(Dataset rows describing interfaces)
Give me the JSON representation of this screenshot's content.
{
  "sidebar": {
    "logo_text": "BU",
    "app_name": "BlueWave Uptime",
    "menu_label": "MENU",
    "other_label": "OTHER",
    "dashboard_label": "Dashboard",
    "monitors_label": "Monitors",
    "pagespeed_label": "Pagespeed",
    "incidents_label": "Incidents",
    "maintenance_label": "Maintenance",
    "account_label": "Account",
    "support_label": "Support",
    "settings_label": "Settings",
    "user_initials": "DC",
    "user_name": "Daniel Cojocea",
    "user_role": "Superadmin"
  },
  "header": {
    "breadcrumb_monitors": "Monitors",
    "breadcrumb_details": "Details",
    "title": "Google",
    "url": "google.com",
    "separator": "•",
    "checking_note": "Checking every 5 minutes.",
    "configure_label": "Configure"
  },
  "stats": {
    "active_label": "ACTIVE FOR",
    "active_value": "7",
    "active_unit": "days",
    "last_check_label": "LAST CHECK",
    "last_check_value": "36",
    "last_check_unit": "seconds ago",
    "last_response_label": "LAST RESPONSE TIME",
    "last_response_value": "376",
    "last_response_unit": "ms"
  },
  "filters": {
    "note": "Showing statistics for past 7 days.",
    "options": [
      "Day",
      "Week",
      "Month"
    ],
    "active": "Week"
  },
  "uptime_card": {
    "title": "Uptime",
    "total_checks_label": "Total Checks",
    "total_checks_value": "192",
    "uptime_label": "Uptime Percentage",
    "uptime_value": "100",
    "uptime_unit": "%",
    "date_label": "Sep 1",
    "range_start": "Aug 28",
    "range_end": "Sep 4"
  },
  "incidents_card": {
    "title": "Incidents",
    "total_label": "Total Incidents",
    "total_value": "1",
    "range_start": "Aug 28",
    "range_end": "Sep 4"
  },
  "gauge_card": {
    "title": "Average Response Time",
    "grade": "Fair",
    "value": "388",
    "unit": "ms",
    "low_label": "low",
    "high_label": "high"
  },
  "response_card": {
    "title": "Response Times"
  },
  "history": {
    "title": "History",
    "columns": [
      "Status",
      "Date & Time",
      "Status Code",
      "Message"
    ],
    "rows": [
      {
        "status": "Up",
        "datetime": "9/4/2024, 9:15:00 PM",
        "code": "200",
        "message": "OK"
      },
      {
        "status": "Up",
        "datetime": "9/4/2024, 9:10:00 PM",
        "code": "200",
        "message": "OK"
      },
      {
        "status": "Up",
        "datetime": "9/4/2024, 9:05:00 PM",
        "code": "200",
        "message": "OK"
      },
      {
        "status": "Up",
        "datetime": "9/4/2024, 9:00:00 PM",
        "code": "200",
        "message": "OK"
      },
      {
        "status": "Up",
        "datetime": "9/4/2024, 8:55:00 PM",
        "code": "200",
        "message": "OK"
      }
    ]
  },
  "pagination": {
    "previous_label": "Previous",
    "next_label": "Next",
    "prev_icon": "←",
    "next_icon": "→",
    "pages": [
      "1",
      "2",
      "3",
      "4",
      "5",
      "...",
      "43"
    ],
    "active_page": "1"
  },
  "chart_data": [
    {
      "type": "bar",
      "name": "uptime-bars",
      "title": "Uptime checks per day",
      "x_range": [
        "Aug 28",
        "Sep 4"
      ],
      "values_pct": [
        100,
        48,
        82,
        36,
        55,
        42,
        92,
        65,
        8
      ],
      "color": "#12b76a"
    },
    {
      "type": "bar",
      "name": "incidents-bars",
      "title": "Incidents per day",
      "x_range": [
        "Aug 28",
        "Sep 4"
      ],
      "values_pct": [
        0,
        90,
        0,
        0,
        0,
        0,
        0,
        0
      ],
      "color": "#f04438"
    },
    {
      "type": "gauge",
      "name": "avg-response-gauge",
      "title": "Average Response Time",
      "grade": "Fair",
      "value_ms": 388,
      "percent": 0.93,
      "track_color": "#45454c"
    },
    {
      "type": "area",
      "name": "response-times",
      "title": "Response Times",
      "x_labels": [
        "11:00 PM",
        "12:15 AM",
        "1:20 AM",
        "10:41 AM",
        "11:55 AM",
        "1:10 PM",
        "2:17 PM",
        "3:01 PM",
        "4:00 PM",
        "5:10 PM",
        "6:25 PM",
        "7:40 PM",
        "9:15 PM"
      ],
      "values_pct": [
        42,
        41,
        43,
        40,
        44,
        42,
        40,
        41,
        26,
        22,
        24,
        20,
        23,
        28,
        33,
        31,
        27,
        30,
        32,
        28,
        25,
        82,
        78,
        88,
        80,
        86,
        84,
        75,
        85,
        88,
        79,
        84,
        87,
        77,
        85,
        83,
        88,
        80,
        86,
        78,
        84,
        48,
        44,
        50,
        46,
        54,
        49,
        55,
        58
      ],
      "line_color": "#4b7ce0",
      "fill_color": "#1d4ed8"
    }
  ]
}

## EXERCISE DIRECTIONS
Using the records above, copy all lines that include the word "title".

## TASK RESPONSE
    "title": "Google",
    "title": "Uptime",
    "title": "Incidents",
    "title": "Average Response Time",
    "title": "Response Times"
    "title": "History",
      "title": "Uptime checks per day",
      "title": "Incidents per day",
      "title": "Average Response Time",
      "title": "Response Times",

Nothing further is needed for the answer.